Two automatic watches with high-frequency movements, the Seiko Grand Seiko Hi-Beat 36000 and Zenith Espada, square off in a battle of the fast-beat balances in a piece by Martina Richter. With photos by Zuckerfabrik Fotodesign.
A fast-beat movement offers an advantage over its lower-frequency rivals: more beats per hour means greater precision. The principle is simple: the accuracy with which time can be measured and displayed is inversely proportional to the size of the units into which it is divided. Fast-beat movements are also more shock-resistant than slower-beat ones, and this is an added boon to precision. Two companies make series-produced movements with frequencies of 36,000 vph. One is Zenith; the other is Seiko. We tested one watch from each brand to find out how they measure up against each other in terms of precision and a host of other criteria.
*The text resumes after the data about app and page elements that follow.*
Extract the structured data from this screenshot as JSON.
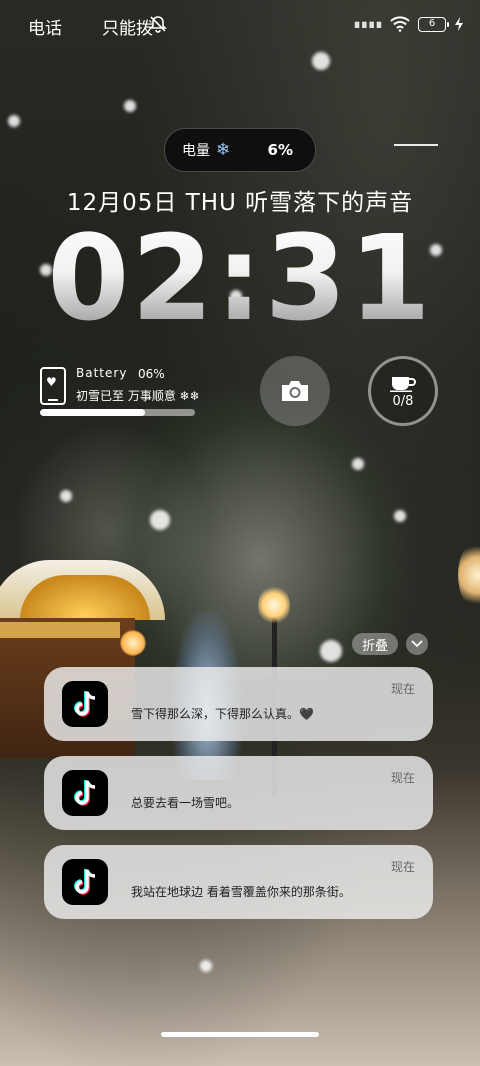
{
  "status_bar": {
    "left_label_1": "电话",
    "left_label_2": "只能拨",
    "signal_text": "∎∎∎∎",
    "battery_level": "6",
    "icons": [
      "bell-off-icon",
      "wifi-icon",
      "battery-icon",
      "charging-bolt-icon"
    ]
  },
  "top_pill": {
    "label": "电量",
    "flake": "❄",
    "value": "6%"
  },
  "date_line": "12月05日  THU  听雪落下的声音",
  "clock": "02:31",
  "battery_widget": {
    "title": "Battery",
    "percent": "06%",
    "text": "初雪已至 万事顺意 ❄❄",
    "fill_fraction": 0.68
  },
  "camera_button": {
    "icon": "camera-icon"
  },
  "water_widget": {
    "icon": "cup-icon",
    "count": "0/8"
  },
  "notifications": {
    "fold_label": "折叠",
    "items": [
      {
        "app_icon": "tiktok-icon",
        "message": "雪下得那么深，下得那么认真。🖤",
        "time": "现在"
      },
      {
        "app_icon": "tiktok-icon",
        "message": "总要去看一场雪吧。",
        "time": "现在"
      },
      {
        "app_icon": "tiktok-icon",
        "message": "我站在地球边 看着雪覆盖你来的那条街。",
        "time": "现在"
      }
    ]
  },
  "colors": {
    "accent_flake": "#8fc8ff",
    "card_bg": "#eeeeee"
  }
}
The Zenith watch, called the Espada, is equipped with a modified version of the company’s celebrated El Primero movement. In its “natural” form, the El Primero is, of course, a chronograph movement. To make the Espada’s movement, a three-hand automatic caliber called the El Primero 4650B, Zenith removed the chronograph mechanism from the El Primero. The Seiko watch, called the Grand Seiko Hi-Beat 36000, contains the automatic Caliber 9S85, introduced in 2009. Both movements required much work to develop. Modifying the El Primero chronograph caliber to power a three-handed watch involved more than merely reducing the number of parts from 280 to 210. The stopwatch mechanism was removed, but it was partly reinstalled afterward. The bridges had to be redesigned and the continually running seconds hand relocated from an off-center subdial to the center of the dial. The resulting construction resembles the classic pattern of a basic caliber in which the central seconds hand is positioned directly within the flow of force rather than drawing its power from a rudiment left over from the chronograph mechanism.
Seiko faced its own challenges. It spent five years developing a special alloy, Spron 610, for its caliber’s hairspring (Seiko makes its own hairsprings and mainsprings). Spron 610 has greater resistance to shocks and magnetism than standard alloys. Because a high frequency puts additional stress on the movement, Seiko redesigned the lever, escape wheel and pallets to increase their longevity. It developed another alloy, Spron 530, for use in the caliber’s mainspring. Spron 530 enables the spring to withstand the stronger torque required by the high-frequency balance: the torque in five-hertz Caliber 9S85 is twice as high as in Seiko’s four-hertz calibers. The spring provides an impressive power reserve of 55 hours.
Five screws hold a window of sapphire in the back of the Espada, enabling us to see the new and compact bridge for the automatic-winding mechanism. The mechanism partially obstructed our view of the escapement and the polarizing train for the rotor, which winds the mainspring in both directions of rotation. Although our view was also blocked by the circularly grained bridge, there’s a large bridge beneath it: this construction comes from the former El Primero and covers the entire movement like a three-quarters plate. Stripping El Primero down to serve as a movement for a three-handed watch robs it of its chronograph architecture, but the movement still speaks Zenith’s language, thanks to the brand’s star-shaped logo cut in openwork into the rotor, the fine adjustment via an eccentric screw on an elongated regulator arm and, of course, the fast-paced balance. Seiko’s caliber 9S85 also makes a brand-specific statement behind a screwed-down window of sapphire in its caseback. Seiko fans will recognize the company’s trademark wavy embellishments, similar to Geneva waves, which decorate the bridges, the cocks and the slightly skeletonized rotor. Like the rotor on the Zenith movement, Seiko’s rotor winds the mainspring in both directions of rotation. Seiko uses its well-known Magic Lever pawl indexing system, which it introduced in 1959. The Magic Lever system increases the transfer of power to the mainspring and delivers faster winding speed by harnessing all the energy created by the rotor as it revolves in both directions.
The Espada’s sleek hands have a sporty look. The minutes hand is exactly long enough to touch the corresponding scale on the flange; its tip bends downward to minimize potential errors due to parallax. The hour hand has no downward curve at its end and its tip remains close to the 11 appliqués. The narrow seconds hand of blued steel adds a colorful accent. Its shorter end bears Zenith’s star logo. The dial on the Seiko watch is more understated than the Zenith dial. Narrow hour indices rise above a background that’s unobtrusively embellished with a sunburst pattern. Each index slopes downward toward the center of the dial. Neither the indices nor the hands are luminous so the watch can’t be read in the dark. The dial does not provide as much contrast as the Zenith dial does, so it isn’t quite as easy to make out even in daylight. Many shiny surfaces on the applied indices, plus glossy facets along the edges of the hands, tend to reflect sunlight and cause unwanted glare. Like Zenith’s watch, the Grand Seiko has a colorful accent: its narrow blued seconds hand. The dauphine hour and minutes hands end at the inner tips of the indices and the minute strokes, respectively. The latter are neatly marked. All in all, this dial is handsome and consistent, just like the Zenith dial.